#### [Directions for this task]
Copy every line in the records below that contains the word "Delete".
═══ Material to process ═══
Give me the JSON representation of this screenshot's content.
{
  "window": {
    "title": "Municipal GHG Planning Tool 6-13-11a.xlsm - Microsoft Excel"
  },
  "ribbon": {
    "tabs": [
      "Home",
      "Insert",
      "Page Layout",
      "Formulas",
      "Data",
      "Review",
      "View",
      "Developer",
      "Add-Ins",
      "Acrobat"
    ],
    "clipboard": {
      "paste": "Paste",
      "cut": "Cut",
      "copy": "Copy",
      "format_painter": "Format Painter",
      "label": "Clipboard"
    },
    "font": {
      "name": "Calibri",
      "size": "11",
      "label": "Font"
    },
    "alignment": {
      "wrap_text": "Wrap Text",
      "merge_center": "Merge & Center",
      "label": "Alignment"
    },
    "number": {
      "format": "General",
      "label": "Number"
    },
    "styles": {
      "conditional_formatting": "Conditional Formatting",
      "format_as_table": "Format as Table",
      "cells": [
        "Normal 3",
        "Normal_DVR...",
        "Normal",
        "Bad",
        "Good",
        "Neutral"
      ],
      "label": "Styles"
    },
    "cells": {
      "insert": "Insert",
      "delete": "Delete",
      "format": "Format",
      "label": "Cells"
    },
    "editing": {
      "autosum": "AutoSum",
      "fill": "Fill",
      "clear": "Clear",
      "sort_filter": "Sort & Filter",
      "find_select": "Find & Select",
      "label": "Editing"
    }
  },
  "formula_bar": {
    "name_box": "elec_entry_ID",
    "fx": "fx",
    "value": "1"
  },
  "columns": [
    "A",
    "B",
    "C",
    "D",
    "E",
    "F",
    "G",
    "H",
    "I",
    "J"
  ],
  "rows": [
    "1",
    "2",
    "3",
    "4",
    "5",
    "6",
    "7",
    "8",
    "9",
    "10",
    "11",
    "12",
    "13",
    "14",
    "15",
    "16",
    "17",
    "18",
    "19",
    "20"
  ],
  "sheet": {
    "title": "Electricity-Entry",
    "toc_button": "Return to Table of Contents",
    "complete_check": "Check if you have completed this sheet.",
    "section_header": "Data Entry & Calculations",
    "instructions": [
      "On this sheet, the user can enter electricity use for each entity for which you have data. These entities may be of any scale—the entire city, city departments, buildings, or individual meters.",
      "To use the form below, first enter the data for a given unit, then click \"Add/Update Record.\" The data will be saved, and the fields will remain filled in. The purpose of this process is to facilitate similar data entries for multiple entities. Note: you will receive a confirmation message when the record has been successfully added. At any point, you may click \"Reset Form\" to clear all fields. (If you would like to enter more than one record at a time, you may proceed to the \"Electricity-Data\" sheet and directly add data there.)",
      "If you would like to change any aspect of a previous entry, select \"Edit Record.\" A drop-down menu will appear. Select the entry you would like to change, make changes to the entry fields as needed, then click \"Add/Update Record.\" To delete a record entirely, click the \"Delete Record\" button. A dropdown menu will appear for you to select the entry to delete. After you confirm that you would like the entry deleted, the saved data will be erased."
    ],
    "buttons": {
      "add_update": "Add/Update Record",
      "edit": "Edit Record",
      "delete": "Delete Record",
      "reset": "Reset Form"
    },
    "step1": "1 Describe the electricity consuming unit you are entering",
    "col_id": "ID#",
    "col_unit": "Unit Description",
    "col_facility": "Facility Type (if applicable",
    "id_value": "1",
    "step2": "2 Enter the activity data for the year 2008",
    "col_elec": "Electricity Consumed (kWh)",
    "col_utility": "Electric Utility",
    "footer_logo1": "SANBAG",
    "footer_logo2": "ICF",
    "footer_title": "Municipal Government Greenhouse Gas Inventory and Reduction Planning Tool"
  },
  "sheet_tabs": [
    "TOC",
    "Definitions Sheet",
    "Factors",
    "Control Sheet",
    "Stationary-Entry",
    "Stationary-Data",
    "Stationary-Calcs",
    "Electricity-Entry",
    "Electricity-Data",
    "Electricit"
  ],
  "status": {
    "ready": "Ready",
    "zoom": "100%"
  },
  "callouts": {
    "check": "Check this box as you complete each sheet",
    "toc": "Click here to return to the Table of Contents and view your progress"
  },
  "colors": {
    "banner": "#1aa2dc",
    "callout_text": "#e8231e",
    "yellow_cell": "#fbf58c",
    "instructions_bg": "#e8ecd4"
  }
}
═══
#### [Response box]
      "delete": "Delete",
      "If you would like to change any aspect of a previous entry, select \"Edit Record.\" A drop-down menu will appear. Select the entry you would like to change, make changes to the entry fields as needed, then click \"Add/Update Record.\" To delete a record entirely, click the \"Delete Record\" button. A dropdown menu will appear for you to select the entry to delete. After you confirm that you would like the entry deleted, the saved data will be erased."
      "delete": "Delete Record",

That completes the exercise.